**Required work**. Where the data below has the string "Bloquer", return the whole line.

(Information provided Opens)

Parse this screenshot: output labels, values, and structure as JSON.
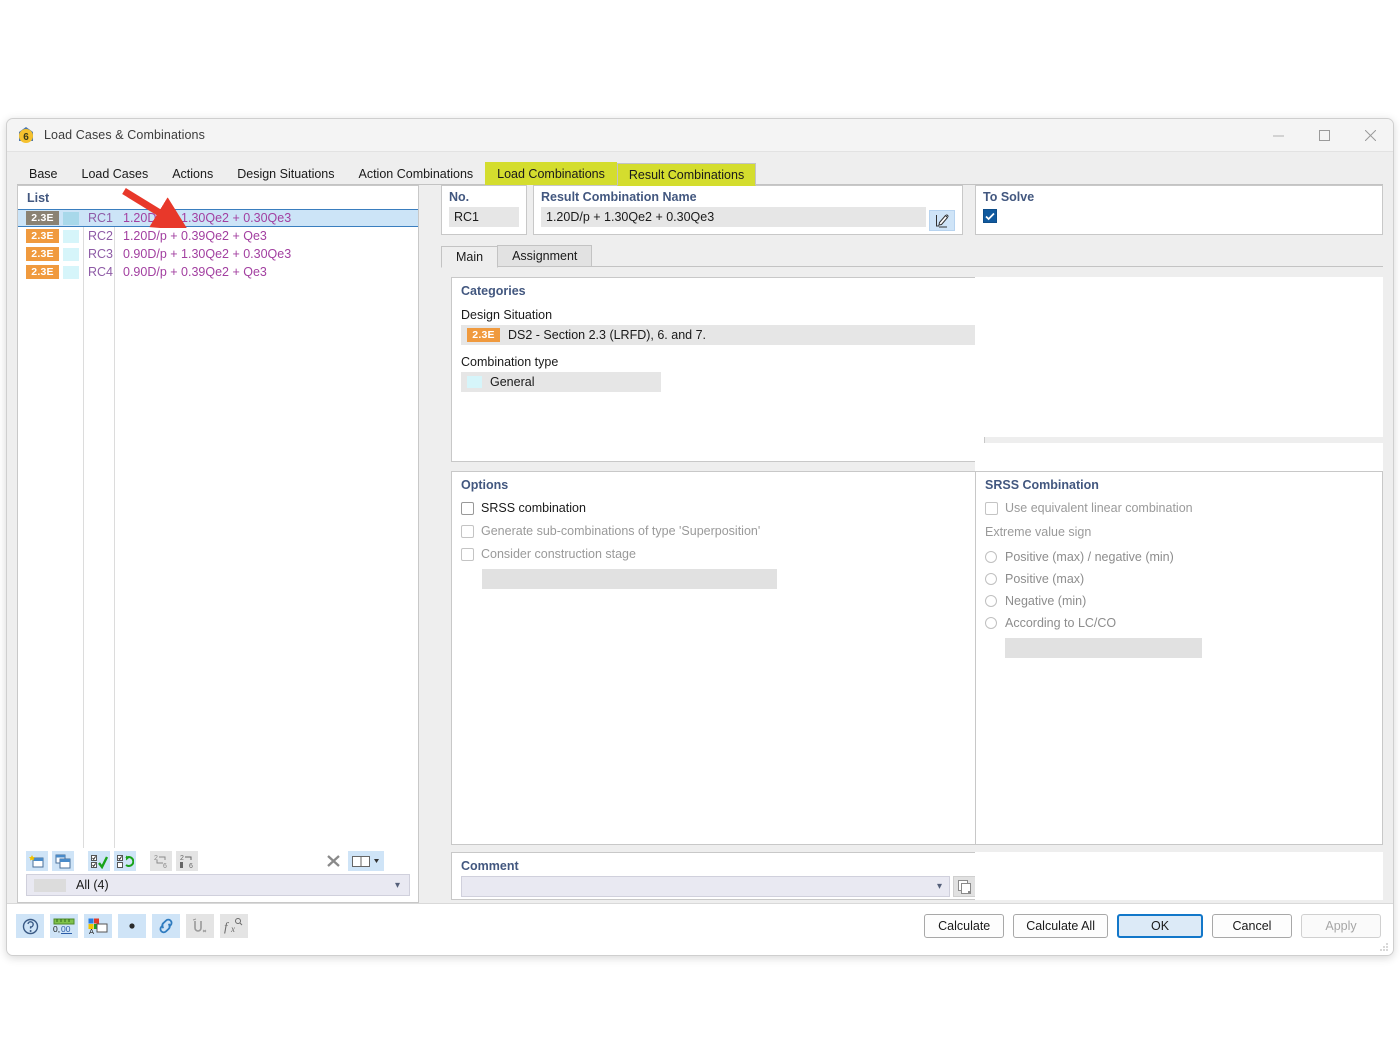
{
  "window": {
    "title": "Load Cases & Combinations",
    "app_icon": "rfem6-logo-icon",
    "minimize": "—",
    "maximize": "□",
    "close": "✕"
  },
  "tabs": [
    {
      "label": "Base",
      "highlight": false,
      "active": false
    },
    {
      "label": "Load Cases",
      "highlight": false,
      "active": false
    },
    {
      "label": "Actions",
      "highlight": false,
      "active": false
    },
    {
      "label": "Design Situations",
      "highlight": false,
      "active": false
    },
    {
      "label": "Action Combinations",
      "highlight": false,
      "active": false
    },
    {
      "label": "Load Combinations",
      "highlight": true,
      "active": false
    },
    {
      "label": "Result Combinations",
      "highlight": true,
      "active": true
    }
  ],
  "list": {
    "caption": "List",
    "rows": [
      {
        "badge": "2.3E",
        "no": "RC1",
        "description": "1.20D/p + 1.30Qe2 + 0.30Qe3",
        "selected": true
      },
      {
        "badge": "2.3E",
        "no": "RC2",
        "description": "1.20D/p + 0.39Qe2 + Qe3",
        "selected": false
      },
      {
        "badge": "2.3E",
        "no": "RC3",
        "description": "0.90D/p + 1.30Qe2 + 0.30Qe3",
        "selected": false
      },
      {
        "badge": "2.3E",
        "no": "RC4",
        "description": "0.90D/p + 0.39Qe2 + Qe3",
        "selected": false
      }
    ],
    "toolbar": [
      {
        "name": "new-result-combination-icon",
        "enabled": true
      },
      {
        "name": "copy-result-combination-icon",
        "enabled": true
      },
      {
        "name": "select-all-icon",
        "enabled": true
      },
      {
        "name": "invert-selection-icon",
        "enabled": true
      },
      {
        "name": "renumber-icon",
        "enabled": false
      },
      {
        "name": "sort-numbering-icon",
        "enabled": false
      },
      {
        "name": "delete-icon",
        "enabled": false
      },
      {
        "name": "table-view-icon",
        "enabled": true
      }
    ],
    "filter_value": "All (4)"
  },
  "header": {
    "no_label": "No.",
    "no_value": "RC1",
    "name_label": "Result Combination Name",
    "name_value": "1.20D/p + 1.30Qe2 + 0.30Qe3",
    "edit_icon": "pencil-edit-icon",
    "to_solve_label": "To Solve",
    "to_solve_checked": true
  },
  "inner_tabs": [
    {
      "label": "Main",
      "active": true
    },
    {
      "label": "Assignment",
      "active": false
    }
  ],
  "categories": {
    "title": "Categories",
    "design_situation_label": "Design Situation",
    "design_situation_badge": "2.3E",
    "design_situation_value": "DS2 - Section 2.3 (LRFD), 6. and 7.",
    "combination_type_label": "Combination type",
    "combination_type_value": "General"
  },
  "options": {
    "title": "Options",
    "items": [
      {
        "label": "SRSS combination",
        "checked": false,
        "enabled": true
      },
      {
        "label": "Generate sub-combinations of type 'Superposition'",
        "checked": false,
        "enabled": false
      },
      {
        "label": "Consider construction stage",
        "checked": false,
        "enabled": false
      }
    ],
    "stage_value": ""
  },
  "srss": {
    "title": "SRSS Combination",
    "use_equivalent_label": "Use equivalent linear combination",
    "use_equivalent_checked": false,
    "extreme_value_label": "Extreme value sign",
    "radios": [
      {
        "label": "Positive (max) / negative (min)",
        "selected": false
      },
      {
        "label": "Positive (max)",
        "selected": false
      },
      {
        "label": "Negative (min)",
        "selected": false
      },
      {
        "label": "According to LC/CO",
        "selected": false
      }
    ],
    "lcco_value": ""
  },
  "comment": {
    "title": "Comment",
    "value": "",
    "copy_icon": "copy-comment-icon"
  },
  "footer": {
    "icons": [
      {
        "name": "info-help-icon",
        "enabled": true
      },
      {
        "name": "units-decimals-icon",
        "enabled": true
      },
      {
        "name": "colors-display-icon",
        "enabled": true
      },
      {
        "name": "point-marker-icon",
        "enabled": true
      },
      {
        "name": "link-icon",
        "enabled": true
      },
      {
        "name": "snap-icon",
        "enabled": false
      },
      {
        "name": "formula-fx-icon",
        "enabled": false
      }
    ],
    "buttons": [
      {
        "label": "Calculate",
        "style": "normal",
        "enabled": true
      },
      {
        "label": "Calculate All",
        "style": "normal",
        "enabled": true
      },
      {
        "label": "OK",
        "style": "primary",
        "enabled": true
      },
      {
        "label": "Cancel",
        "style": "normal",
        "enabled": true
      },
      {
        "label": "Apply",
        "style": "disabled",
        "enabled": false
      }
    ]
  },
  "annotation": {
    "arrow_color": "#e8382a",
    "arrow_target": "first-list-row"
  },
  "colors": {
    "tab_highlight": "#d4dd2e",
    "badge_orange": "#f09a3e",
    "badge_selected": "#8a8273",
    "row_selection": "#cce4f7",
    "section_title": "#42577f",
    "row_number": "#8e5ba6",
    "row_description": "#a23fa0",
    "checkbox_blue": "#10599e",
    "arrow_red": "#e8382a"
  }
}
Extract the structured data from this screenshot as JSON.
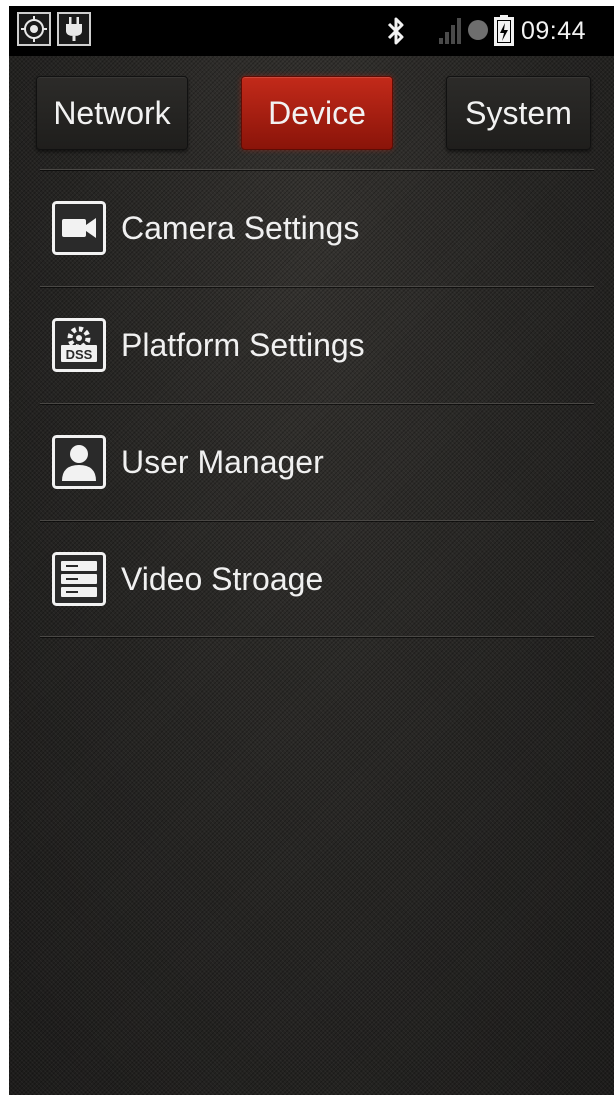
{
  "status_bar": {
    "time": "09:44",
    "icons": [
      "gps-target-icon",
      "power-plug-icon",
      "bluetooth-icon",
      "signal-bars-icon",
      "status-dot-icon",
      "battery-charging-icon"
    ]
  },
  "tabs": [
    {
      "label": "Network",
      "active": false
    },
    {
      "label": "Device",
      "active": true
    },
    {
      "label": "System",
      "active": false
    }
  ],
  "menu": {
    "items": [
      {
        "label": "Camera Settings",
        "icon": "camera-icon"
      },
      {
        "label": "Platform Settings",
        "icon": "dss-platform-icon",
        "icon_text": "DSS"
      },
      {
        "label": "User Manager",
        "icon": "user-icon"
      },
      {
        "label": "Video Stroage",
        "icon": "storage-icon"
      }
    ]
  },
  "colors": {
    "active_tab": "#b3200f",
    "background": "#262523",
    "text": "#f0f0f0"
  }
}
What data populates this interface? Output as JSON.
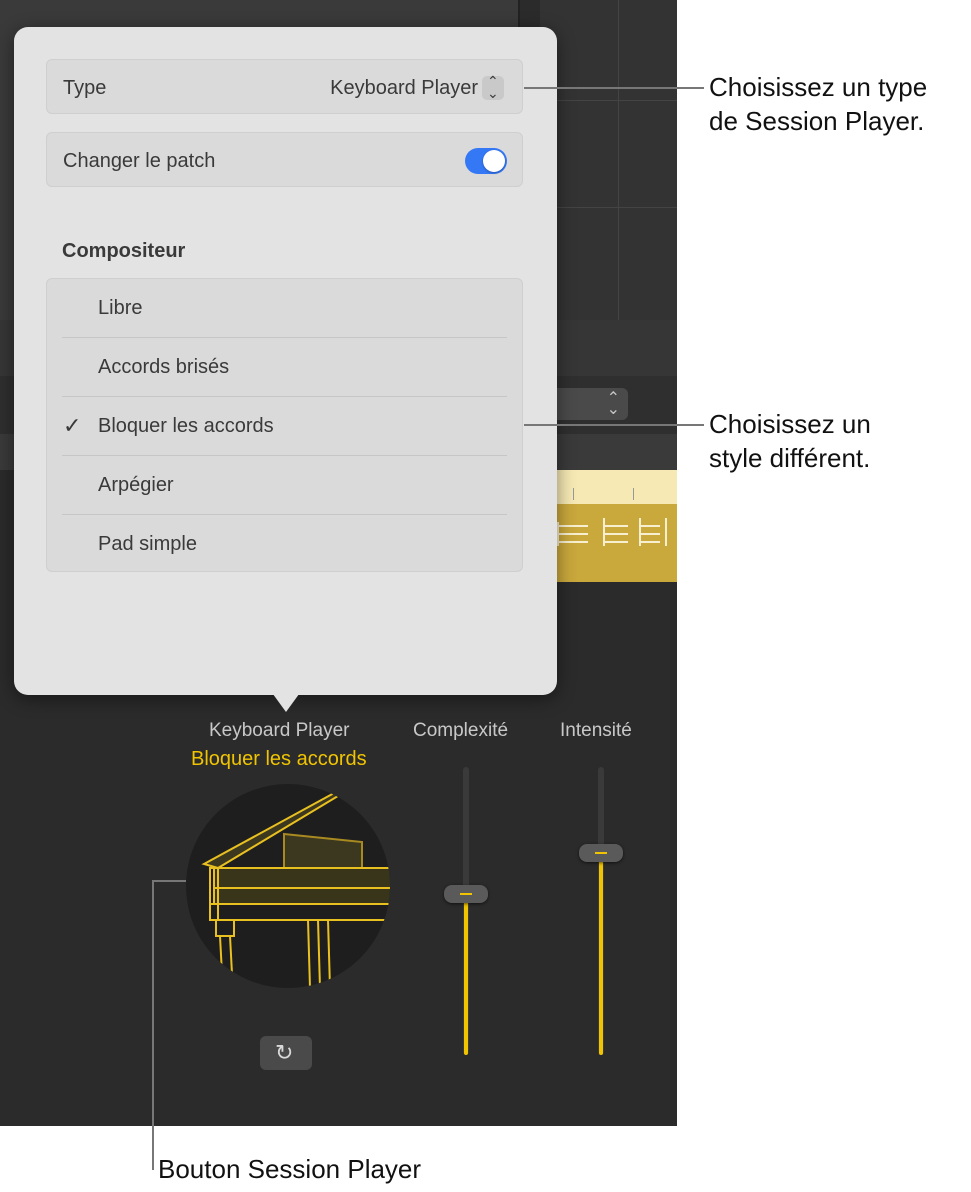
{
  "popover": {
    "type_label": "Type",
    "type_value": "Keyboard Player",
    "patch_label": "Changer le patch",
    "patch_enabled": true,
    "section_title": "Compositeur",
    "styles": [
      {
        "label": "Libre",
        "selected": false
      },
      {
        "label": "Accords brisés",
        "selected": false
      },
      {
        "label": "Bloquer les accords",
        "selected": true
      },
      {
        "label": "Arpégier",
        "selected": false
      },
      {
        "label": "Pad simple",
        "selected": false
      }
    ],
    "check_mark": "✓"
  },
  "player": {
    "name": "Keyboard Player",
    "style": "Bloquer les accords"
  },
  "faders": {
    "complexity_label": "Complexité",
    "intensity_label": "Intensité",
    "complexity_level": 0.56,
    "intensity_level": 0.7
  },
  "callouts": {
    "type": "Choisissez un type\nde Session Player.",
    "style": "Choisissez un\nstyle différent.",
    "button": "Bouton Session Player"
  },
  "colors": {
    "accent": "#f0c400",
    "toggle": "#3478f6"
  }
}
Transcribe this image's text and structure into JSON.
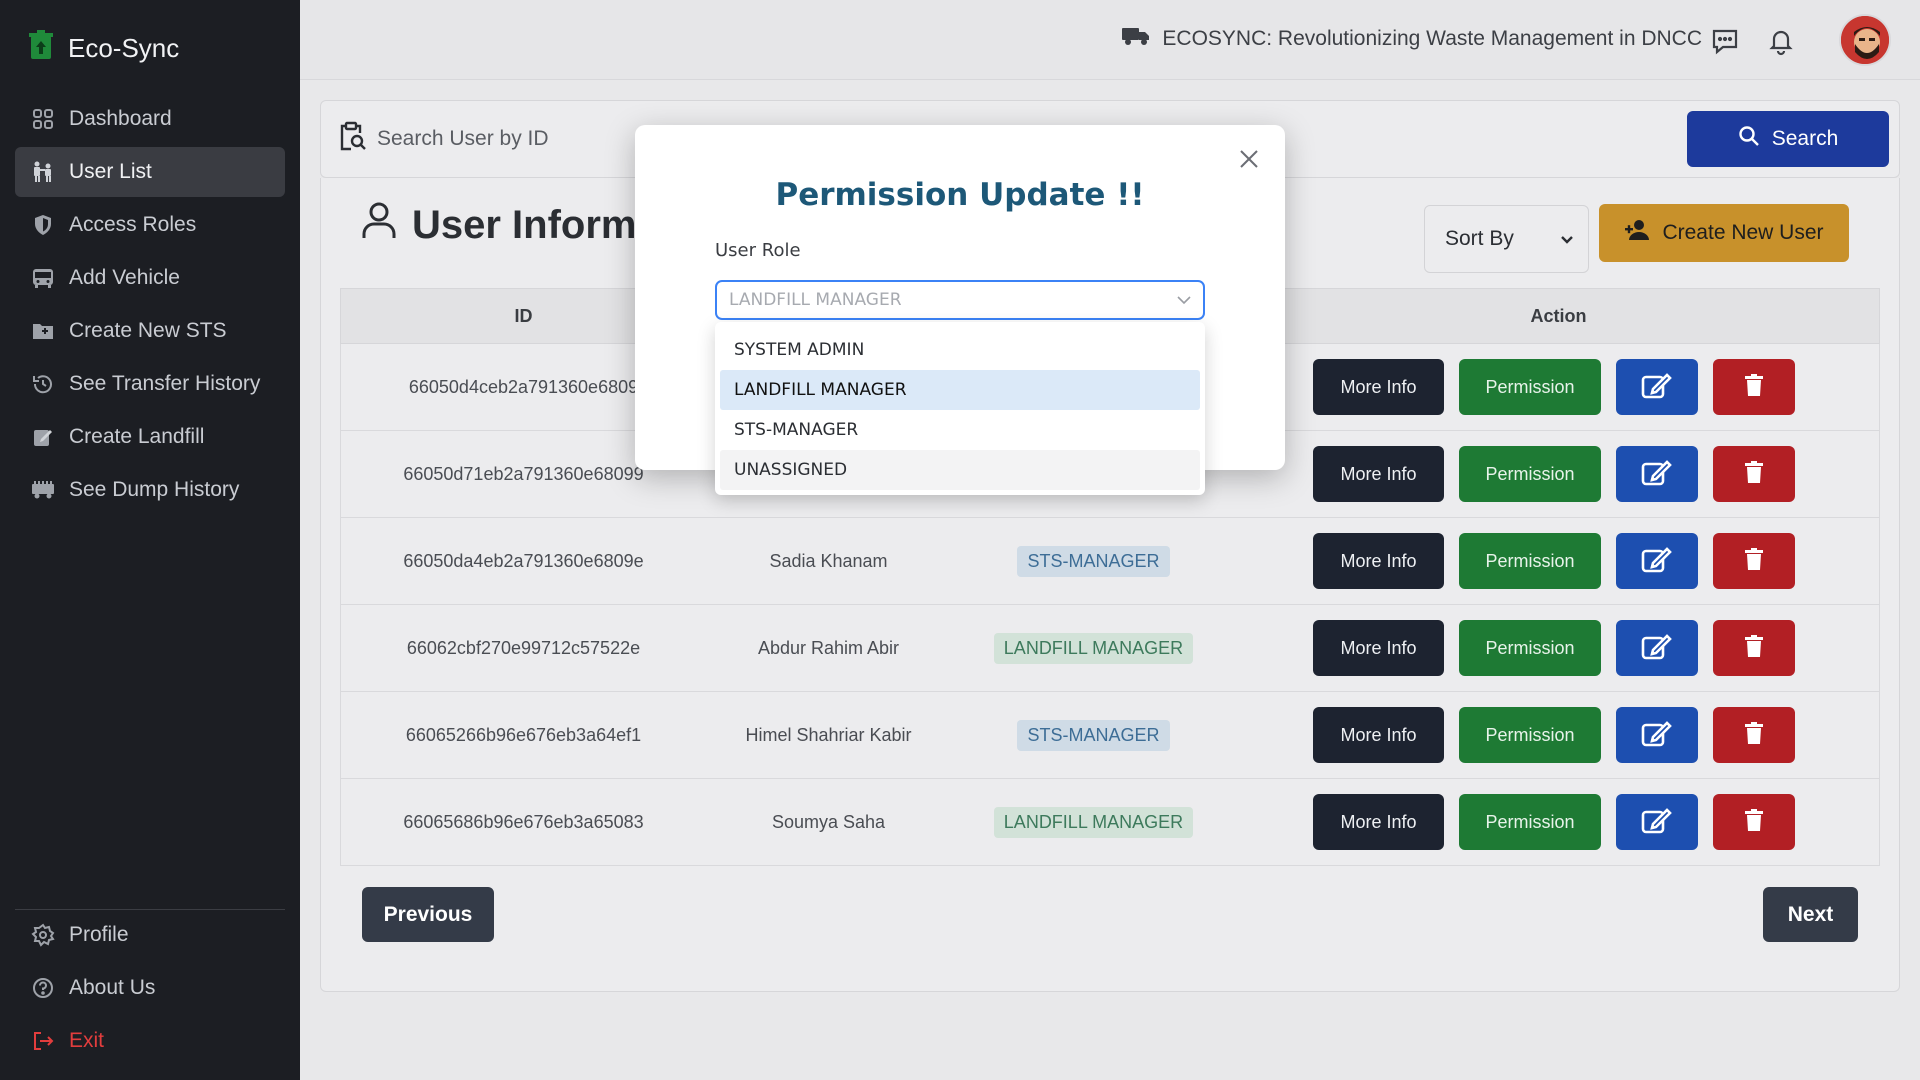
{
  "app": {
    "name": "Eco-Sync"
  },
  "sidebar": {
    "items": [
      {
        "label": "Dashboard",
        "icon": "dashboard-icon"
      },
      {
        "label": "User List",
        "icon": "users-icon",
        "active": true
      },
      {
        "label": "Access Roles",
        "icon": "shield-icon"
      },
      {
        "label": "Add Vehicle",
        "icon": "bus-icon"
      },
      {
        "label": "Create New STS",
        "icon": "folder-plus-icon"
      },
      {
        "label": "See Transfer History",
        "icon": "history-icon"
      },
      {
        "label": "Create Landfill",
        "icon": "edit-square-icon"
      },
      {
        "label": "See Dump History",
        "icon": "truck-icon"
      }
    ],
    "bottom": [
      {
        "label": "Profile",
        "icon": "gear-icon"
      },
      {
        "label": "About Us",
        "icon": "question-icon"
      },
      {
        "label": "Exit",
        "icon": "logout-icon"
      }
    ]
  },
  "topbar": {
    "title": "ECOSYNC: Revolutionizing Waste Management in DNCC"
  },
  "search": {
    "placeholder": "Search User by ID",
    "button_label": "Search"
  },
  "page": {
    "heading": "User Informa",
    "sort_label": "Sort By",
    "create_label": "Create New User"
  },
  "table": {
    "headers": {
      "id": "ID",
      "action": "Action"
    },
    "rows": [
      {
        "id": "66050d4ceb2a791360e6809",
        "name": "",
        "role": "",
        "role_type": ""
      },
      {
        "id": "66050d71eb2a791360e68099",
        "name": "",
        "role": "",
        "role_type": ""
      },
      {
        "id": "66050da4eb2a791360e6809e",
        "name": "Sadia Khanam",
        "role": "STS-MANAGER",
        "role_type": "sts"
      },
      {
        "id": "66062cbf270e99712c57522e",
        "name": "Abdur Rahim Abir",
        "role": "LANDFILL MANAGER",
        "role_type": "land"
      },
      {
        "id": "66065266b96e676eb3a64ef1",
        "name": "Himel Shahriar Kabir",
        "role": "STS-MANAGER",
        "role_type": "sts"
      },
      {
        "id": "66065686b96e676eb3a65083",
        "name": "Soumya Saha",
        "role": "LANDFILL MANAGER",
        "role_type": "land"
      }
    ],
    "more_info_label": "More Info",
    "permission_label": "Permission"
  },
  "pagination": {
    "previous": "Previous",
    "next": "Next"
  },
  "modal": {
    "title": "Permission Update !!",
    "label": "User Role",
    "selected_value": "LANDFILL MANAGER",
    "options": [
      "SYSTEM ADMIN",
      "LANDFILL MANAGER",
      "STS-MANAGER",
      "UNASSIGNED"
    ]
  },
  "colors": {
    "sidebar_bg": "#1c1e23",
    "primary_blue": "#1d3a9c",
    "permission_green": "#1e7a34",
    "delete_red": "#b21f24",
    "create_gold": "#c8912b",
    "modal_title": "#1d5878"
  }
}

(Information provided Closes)

**Response to the exercise**.
        "label": "Bloquer les accords",
    "style": "Bloquer les accords"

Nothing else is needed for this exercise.